--- START ---

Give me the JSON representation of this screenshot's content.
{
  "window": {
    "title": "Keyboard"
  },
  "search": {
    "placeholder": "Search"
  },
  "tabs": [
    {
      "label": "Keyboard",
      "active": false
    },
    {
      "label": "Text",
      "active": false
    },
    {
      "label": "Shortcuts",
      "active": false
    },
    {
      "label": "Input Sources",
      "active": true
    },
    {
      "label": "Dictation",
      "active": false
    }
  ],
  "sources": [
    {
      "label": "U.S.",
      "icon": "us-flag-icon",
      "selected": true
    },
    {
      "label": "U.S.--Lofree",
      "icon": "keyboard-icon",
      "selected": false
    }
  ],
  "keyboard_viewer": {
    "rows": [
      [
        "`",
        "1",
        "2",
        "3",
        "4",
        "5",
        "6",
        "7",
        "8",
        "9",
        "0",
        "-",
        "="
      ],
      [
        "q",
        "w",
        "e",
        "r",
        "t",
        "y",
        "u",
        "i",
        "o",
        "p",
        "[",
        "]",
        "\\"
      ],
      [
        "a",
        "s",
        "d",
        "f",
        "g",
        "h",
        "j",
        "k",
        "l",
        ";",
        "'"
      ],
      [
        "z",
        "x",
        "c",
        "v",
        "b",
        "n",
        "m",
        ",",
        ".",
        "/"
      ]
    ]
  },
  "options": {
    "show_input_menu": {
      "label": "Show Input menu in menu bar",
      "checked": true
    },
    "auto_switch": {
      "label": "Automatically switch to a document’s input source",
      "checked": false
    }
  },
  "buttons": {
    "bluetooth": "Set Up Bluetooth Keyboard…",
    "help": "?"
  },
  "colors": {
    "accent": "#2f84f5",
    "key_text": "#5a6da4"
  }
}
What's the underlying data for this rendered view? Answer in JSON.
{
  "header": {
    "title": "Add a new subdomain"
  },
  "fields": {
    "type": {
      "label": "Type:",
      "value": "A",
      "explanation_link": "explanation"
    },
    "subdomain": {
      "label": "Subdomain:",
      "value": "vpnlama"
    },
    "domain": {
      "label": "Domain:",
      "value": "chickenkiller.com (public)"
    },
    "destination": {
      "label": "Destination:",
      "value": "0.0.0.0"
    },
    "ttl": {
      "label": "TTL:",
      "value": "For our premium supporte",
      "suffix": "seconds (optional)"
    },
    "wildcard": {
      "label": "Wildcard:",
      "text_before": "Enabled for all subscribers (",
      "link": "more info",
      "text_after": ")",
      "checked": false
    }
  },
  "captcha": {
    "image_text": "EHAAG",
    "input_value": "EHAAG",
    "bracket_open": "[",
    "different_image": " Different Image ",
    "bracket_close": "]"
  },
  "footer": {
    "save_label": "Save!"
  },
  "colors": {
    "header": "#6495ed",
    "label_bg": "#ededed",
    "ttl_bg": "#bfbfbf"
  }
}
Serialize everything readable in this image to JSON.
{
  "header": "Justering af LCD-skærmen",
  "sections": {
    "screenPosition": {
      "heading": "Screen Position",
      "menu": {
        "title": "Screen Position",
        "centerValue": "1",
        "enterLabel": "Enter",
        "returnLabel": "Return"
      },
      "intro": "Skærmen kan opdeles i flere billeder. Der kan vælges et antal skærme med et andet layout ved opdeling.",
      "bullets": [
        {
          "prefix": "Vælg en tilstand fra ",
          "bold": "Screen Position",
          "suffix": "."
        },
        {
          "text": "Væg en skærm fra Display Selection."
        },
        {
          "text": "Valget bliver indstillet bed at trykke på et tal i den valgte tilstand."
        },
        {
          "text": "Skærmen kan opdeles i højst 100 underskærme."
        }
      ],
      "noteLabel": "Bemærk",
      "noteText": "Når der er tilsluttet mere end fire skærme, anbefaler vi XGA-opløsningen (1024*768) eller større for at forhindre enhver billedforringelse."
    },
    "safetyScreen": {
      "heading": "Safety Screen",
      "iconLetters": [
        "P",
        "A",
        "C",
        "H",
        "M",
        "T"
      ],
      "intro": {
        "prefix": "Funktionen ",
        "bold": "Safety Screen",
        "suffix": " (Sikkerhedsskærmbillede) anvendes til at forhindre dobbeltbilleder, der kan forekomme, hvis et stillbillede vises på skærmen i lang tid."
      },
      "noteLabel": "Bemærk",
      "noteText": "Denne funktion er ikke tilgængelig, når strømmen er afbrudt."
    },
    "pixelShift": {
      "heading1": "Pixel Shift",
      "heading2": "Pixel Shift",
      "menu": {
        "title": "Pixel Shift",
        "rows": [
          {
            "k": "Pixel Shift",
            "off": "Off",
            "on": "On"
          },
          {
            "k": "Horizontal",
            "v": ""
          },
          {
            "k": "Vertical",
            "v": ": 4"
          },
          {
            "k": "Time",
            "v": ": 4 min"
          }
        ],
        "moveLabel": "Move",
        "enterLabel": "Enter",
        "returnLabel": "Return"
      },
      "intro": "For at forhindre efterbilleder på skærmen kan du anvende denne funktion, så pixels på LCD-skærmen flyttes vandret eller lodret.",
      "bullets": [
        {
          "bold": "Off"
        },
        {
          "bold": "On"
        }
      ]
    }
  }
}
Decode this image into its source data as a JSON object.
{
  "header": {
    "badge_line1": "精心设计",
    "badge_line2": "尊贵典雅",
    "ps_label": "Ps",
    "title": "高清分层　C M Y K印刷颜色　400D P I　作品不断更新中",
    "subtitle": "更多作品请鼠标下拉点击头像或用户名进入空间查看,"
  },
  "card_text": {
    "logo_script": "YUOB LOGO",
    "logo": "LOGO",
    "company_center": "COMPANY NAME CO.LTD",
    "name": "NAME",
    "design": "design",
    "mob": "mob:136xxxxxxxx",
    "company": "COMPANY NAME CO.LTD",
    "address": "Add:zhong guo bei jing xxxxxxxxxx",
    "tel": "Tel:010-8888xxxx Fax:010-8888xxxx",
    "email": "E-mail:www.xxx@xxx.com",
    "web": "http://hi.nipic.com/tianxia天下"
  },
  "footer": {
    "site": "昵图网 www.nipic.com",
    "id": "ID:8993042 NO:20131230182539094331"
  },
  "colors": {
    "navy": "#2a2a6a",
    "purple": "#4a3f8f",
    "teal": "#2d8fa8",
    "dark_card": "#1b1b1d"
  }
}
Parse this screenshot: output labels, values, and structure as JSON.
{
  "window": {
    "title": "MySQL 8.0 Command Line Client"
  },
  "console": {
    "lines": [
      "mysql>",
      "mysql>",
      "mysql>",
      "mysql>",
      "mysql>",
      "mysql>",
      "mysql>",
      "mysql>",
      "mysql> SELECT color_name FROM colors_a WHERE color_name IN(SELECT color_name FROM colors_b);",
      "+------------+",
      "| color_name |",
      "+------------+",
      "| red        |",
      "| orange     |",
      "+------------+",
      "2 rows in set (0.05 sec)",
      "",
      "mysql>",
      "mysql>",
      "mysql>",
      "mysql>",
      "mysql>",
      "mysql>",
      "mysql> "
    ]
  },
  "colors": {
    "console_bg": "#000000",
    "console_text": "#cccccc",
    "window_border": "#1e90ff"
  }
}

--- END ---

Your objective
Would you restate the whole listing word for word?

Answer to this exercise
Give me the JSON representation of this screenshot's content.
{
  "window": {
    "title": "Keyboard"
  },
  "search": {
    "placeholder": "Search"
  },
  "tabs": [
    {
      "label": "Keyboard",
      "active": false
    },
    {
      "label": "Text",
      "active": false
    },
    {
      "label": "Shortcuts",
      "active": false
    },
    {
      "label": "Input Sources",
      "active": true
    },
    {
      "label": "Dictation",
      "active": false
    }
  ],
  "sources": [
    {
      "label": "U.S.",
      "icon": "us-flag-icon",
      "selected": true
    },
    {
      "label": "U.S.--Lofree",
      "icon": "keyboard-icon",
      "selected": false
    }
  ],
  "keyboard_viewer": {
    "rows": [
      [
        "`",
        "1",
        "2",
        "3",
        "4",
        "5",
        "6",
        "7",
        "8",
        "9",
        "0",
        "-",
        "="
      ],
      [
        "q",
        "w",
        "e",
        "r",
        "t",
        "y",
        "u",
        "i",
        "o",
        "p",
        "[",
        "]",
        "\\"
      ],
      [
        "a",
        "s",
        "d",
        "f",
        "g",
        "h",
        "j",
        "k",
        "l",
        ";",
        "'"
      ],
      [
        "z",
        "x",
        "c",
        "v",
        "b",
        "n",
        "m",
        ",",
        ".",
        "/"
      ]
    ]
  },
  "options": {
    "show_input_menu": {
      "label": "Show Input menu in menu bar",
      "checked": true
    },
    "auto_switch": {
      "label": "Automatically switch to a document’s input source",
      "checked": false
    }
  },
  "buttons": {
    "bluetooth": "Set Up Bluetooth Keyboard…",
    "help": "?"
  },
  "colors": {
    "accent": "#2f84f5",
    "key_text": "#5a6da4"
  }
}
What's the underlying data for this rendered view? Answer in JSON.
{
  "header": {
    "title": "Add a new subdomain"
  },
  "fields": {
    "type": {
      "label": "Type:",
      "value": "A",
      "explanation_link": "explanation"
    },
    "subdomain": {
      "label": "Subdomain:",
      "value": "vpnlama"
    },
    "domain": {
      "label": "Domain:",
      "value": "chickenkiller.com (public)"
    },
    "destination": {
      "label": "Destination:",
      "value": "0.0.0.0"
    },
    "ttl": {
      "label": "TTL:",
      "value": "For our premium supporte",
      "suffix": "seconds (optional)"
    },
    "wildcard": {
      "label": "Wildcard:",
      "text_before": "Enabled for all subscribers (",
      "link": "more info",
      "text_after": ")",
      "checked": false
    }
  },
  "captcha": {
    "image_text": "EHAAG",
    "input_value": "EHAAG",
    "bracket_open": "[",
    "different_image": " Different Image ",
    "bracket_close": "]"
  },
  "footer": {
    "save_label": "Save!"
  },
  "colors": {
    "header": "#6495ed",
    "label_bg": "#ededed",
    "ttl_bg": "#bfbfbf"
  }
}
Serialize everything readable in this image to JSON.
{
  "header": "Justering af LCD-skærmen",
  "sections": {
    "screenPosition": {
      "heading": "Screen Position",
      "menu": {
        "title": "Screen Position",
        "centerValue": "1",
        "enterLabel": "Enter",
        "returnLabel": "Return"
      },
      "intro": "Skærmen kan opdeles i flere billeder. Der kan vælges et antal skærme med et andet layout ved opdeling.",
      "bullets": [
        {
          "prefix": "Vælg en tilstand fra ",
          "bold": "Screen Position",
          "suffix": "."
        },
        {
          "text": "Væg en skærm fra Display Selection."
        },
        {
          "text": "Valget bliver indstillet bed at trykke på et tal i den valgte tilstand."
        },
        {
          "text": "Skærmen kan opdeles i højst 100 underskærme."
        }
      ],
      "noteLabel": "Bemærk",
      "noteText": "Når der er tilsluttet mere end fire skærme, anbefaler vi XGA-opløsningen (1024*768) eller større for at forhindre enhver billedforringelse."
    },
    "safetyScreen": {
      "heading": "Safety Screen",
      "iconLetters": [
        "P",
        "A",
        "C",
        "H",
        "M",
        "T"
      ],
      "intro": {
        "prefix": "Funktionen ",
        "bold": "Safety Screen",
        "suffix": " (Sikkerhedsskærmbillede) anvendes til at forhindre dobbeltbilleder, der kan forekomme, hvis et stillbillede vises på skærmen i lang tid."
      },
      "noteLabel": "Bemærk",
      "noteText": "Denne funktion er ikke tilgængelig, når strømmen er afbrudt."
    },
    "pixelShift": {
      "heading1": "Pixel Shift",
      "heading2": "Pixel Shift",
      "menu": {
        "title": "Pixel Shift",
        "rows": [
          {
            "k": "Pixel Shift",
            "off": "Off",
            "on": "On"
          },
          {
            "k": "Horizontal",
            "v": ""
          },
          {
            "k": "Vertical",
            "v": ": 4"
          },
          {
            "k": "Time",
            "v": ": 4 min"
          }
        ],
        "moveLabel": "Move",
        "enterLabel": "Enter",
        "returnLabel": "Return"
      },
      "intro": "For at forhindre efterbilleder på skærmen kan du anvende denne funktion, så pixels på LCD-skærmen flyttes vandret eller lodret.",
      "bullets": [
        {
          "bold": "Off"
        },
        {
          "bold": "On"
        }
      ]
    }
  }
}
Decode this image into its source data as a JSON object.
{
  "header": {
    "badge_line1": "精心设计",
    "badge_line2": "尊贵典雅",
    "ps_label": "Ps",
    "title": "高清分层　C M Y K印刷颜色　400D P I　作品不断更新中",
    "subtitle": "更多作品请鼠标下拉点击头像或用户名进入空间查看,"
  },
  "card_text": {
    "logo_script": "YUOB LOGO",
    "logo": "LOGO",
    "company_center": "COMPANY NAME CO.LTD",
    "name": "NAME",
    "design": "design",
    "mob": "mob:136xxxxxxxx",
    "company": "COMPANY NAME CO.LTD",
    "address": "Add:zhong guo bei jing xxxxxxxxxx",
    "tel": "Tel:010-8888xxxx Fax:010-8888xxxx",
    "email": "E-mail:www.xxx@xxx.com",
    "web": "http://hi.nipic.com/tianxia天下"
  },
  "footer": {
    "site": "昵图网 www.nipic.com",
    "id": "ID:8993042 NO:20131230182539094331"
  },
  "colors": {
    "navy": "#2a2a6a",
    "purple": "#4a3f8f",
    "teal": "#2d8fa8",
    "dark_card": "#1b1b1d"
  }
}
Parse this screenshot: output labels, values, and structure as JSON.
{
  "window": {
    "title": "MySQL 8.0 Command Line Client"
  },
  "console": {
    "lines": [
      "mysql>",
      "mysql>",
      "mysql>",
      "mysql>",
      "mysql>",
      "mysql>",
      "mysql>",
      "mysql>",
      "mysql> SELECT color_name FROM colors_a WHERE color_name IN(SELECT color_name FROM colors_b);",
      "+------------+",
      "| color_name |",
      "+------------+",
      "| red        |",
      "| orange     |",
      "+------------+",
      "2 rows in set (0.05 sec)",
      "",
      "mysql>",
      "mysql>",
      "mysql>",
      "mysql>",
      "mysql>",
      "mysql>",
      "mysql> "
    ]
  },
  "colors": {
    "console_bg": "#000000",
    "console_text": "#cccccc",
    "window_border": "#1e90ff"
  }
}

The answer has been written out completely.